A focused activity that requires commitment, concentration and creativity – whether it be potting plants or gardening, flower arranging or knitting, painting or writing – allows for the possibility of momentarily being freed from the more mundane aspects of life – the gloomy news and the daily anxieties of the big wide world. For a while we’re freed, to travel elsewhere, to a wee small world and it feels great!
The following quote is probably only very tangentially linked to the post above, but it caught my eye and it seemed appropriate to add it, so here goes…
“Myth, Symbol, and Tradition” was the phrase I originally wrote at the top of the page, for editors like large, cloudy titles. Then I looked at what I had written and, wordlessly, the words reproached me. I hope I had the grace to blush at my own presumption and their portentousness. How could I, if I lived for a thousand years, attempt to cover more than a hectare of that enormous landscape? So, I let out the air, in a manner of speaking, dwindled to my appropriate size, and gave myself over to that process which, for lack of a more erudite term, I have coined the phrase “Thinking is linking.”
[…] the word “Pollen”, the most pervasive substance in the world, kept knocking at my ear. Or rather, not knocking, but humming. What hums? What buzzes? What travels the world? Suddenly I found what I sought. “What the bee knows,” I told myself. “That is what I’m after.”

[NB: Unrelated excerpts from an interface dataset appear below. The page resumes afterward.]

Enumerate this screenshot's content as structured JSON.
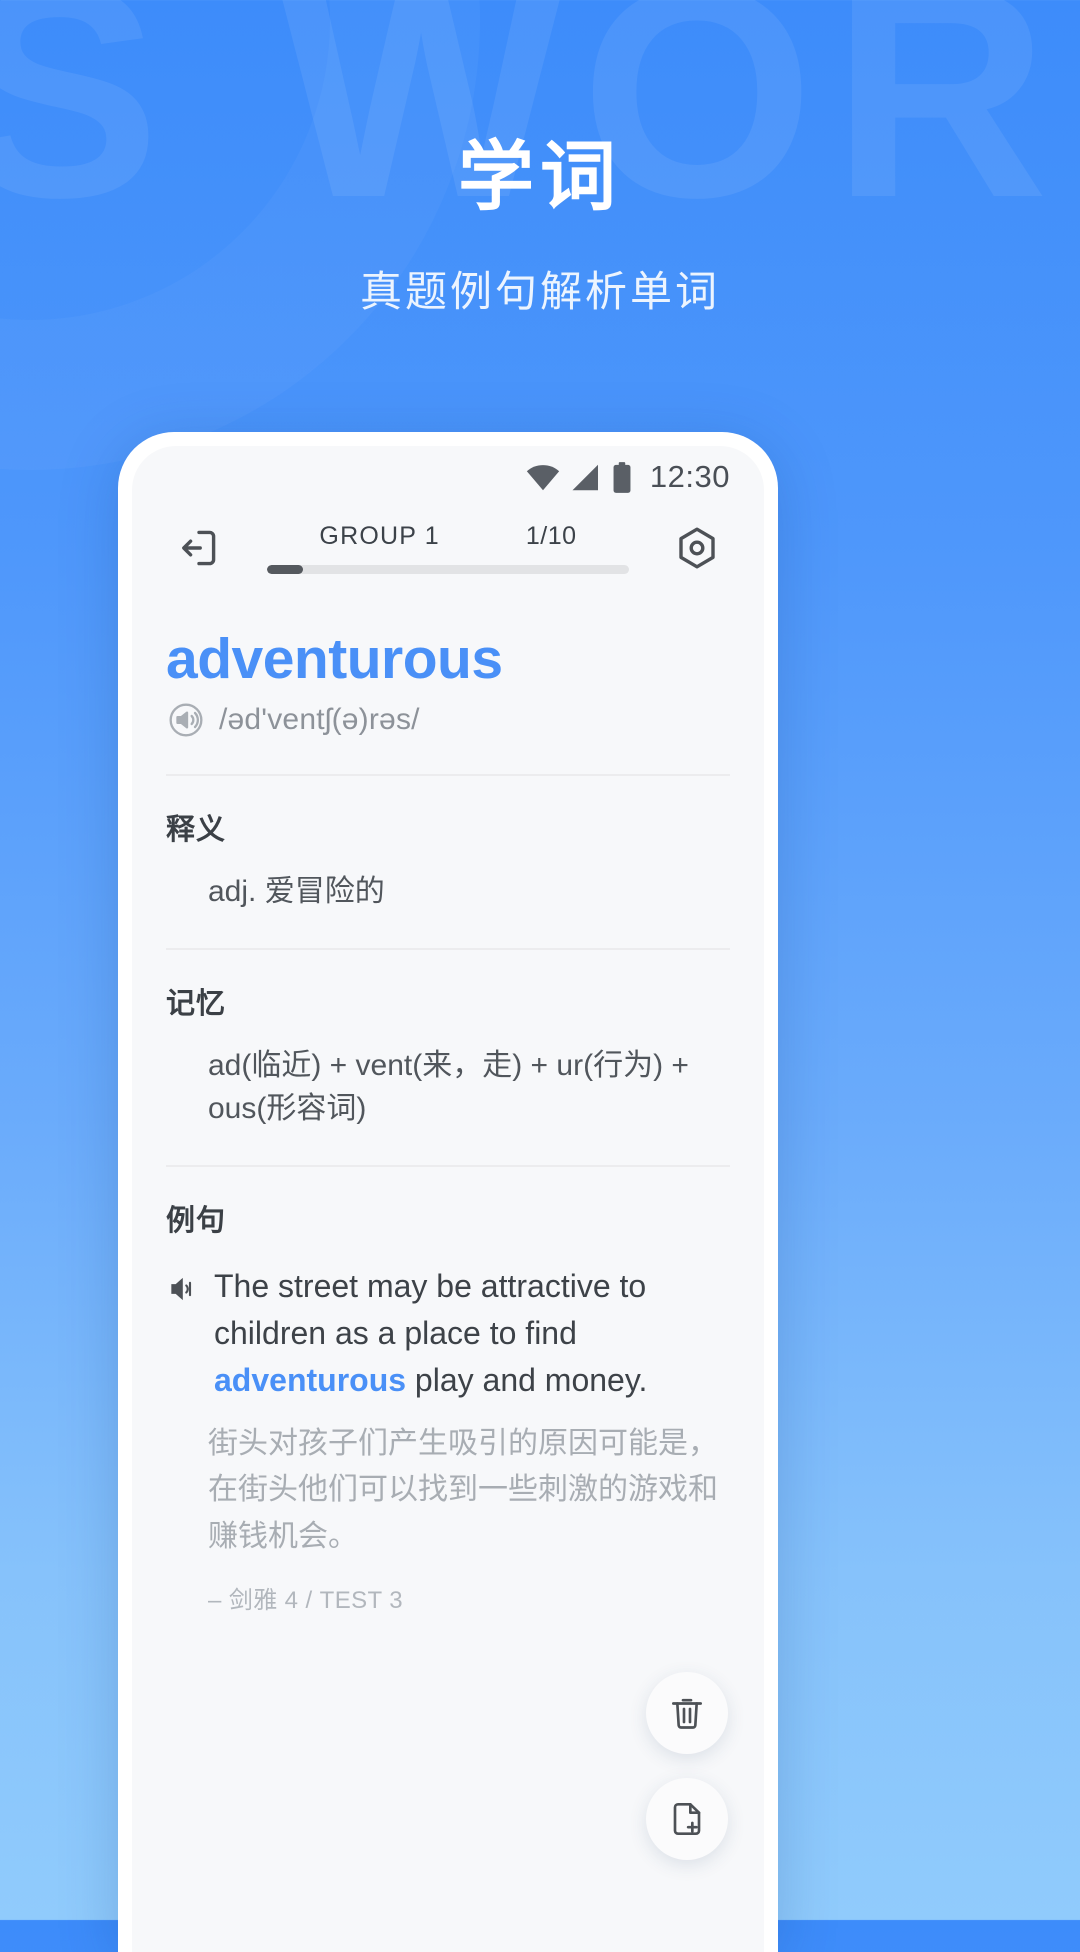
{
  "background": {
    "watermark_text": "S WOR",
    "gradient_top": "#3d8cfa",
    "gradient_bottom": "#90cbfc"
  },
  "hero": {
    "title": "学词",
    "subtitle": "真题例句解析单词"
  },
  "phone": {
    "status_bar": {
      "time": "12:30",
      "icons": [
        "wifi-icon",
        "cellular-signal-icon",
        "battery-icon"
      ]
    },
    "app_bar": {
      "exit_icon": "exit-icon",
      "group_label": "GROUP 1",
      "count_label": "1/10",
      "progress_percent": 10,
      "settings_icon": "hexagon-settings-icon"
    },
    "word_card": {
      "word": "adventurous",
      "speaker_icon": "speaker-circle-icon",
      "phonetic": "/əd'ventʃ(ə)rəs/",
      "sections": {
        "definition": {
          "title": "释义",
          "body": "adj. 爱冒险的"
        },
        "mnemonic": {
          "title": "记忆",
          "body": "ad(临近) + vent(来，走) + ur(行为) + ous(形容词)"
        },
        "example": {
          "title": "例句",
          "speaker_icon": "speaker-icon",
          "en_before": "The street may be attractive to children as a place to find ",
          "en_highlight": "adventurous",
          "en_after": " play and money.",
          "cn": "街头对孩子们产生吸引的原因可能是，在街头他们可以找到一些刺激的游戏和赚钱机会。",
          "source": "– 剑雅 4 / TEST 3"
        }
      }
    },
    "fabs": [
      {
        "name": "delete-fab",
        "icon": "trash-icon"
      },
      {
        "name": "add-note-fab",
        "icon": "document-add-icon"
      }
    ]
  },
  "colors": {
    "accent": "#4a90f7",
    "screen_bg": "#f7f8fa",
    "text_primary": "#3b4046",
    "text_muted": "#a8adb3"
  }
}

But even as I patted my back, I found myself cursing, and not for the first time, the artful trickiness of words, their capriciousness, their lack of conscience. For — note bene! — if you speak or write about What The Bee Knows, what the listener, or the reader, will get — indeed, cannot help but get — is Myth, Symbol, and Tradition! You see the paradox? […] For, to stand in the presence of paradox, to be spiked on the horns of dilemma, between what is small and what is great, microcosm and macrocosm, or, if you like, the two ends of the stick, is the only posture we can assume in front of ancient knowledge — one could even say everlasting knowledge.
P. L. Travers